Informed consent is a process of acquiring permission from potential participants, before conducting some sort of medical intervention, collection of personal data or enrollment in a study (1).
The idea of written informed consent is not new. It first appeared in the early 20th century, in Walter Reed research of yellow fever (2). Further development of human rights, particularly after the WW2, brought to life numerous declarations and rules regarding human experimentation (3). One of the basic concepts in human research ethics is informed consent. In order for informed consent to be valid, researchers have to provide enough information so that participant can make a decision. Such information has to be provided in an understandable way, regarding the language and educational level of the participant. This is called disclosure. A researcher must assess the capacity of the participant, to make sure that they have the ability to understand what the research is about, and the ability to make a reasonable decision. In the end, the researcher has to be sure that the participant makes such a decision freely, without pressure or manipulation (voluntariness) (4).
Before accepting a manuscript for publication, editors should make sure authors have all the necessary ethical board permissions and a signed informed consent form from all participants.
1. Cocanour CS. Informed consent-It's more than a signature on a piece of paper. Am J Surg. 2017;214(6):993-7.
2. Cutter L. Walter Reed, Yellow Fever, and Informed Consent. Mil Med. 2016;181(1):90-1.
3. Merz JF. The Nuremberg Code and Informed Consent for Research: JAMA. 2018 Jan 2;319(1):85-86. doi: 10.1001/jama.2017.17704.

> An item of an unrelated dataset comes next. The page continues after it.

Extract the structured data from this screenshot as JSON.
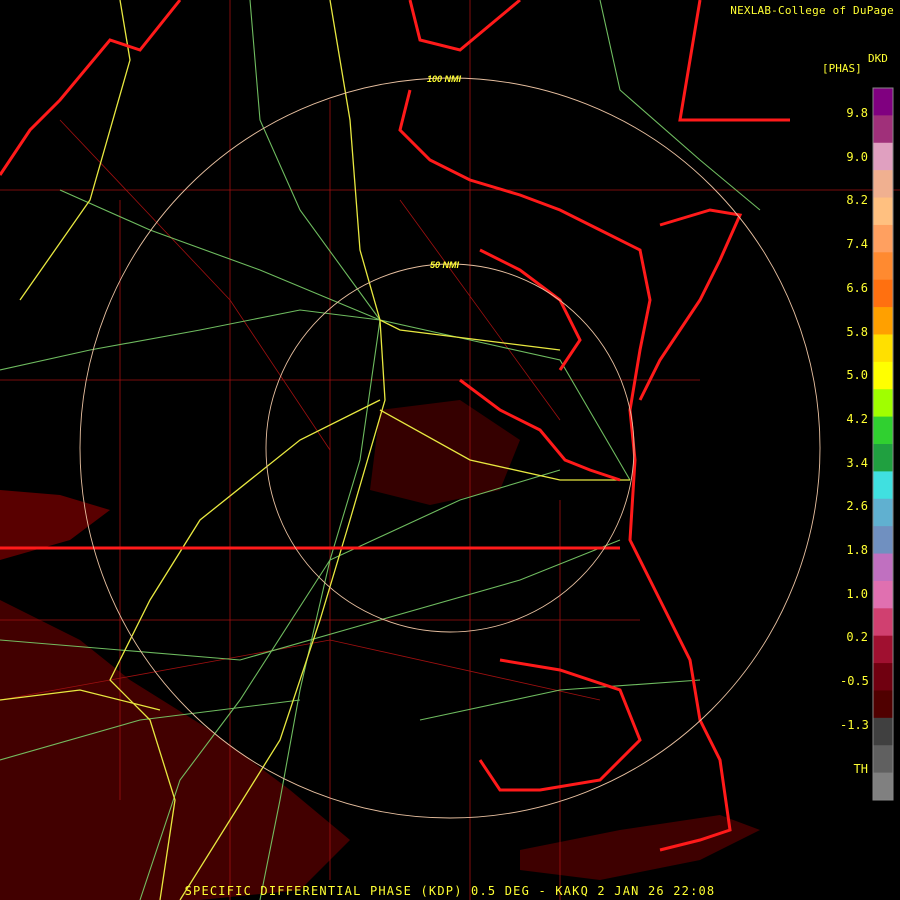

4. Miracle VA. The Belmont Report: The Triple Crown of Research Ethics. Dimens Crit Care Nurs. 2016;35(4):223-8.
Ružica Tokalić contributed to this theme.
Latest contribution was May 29, 2019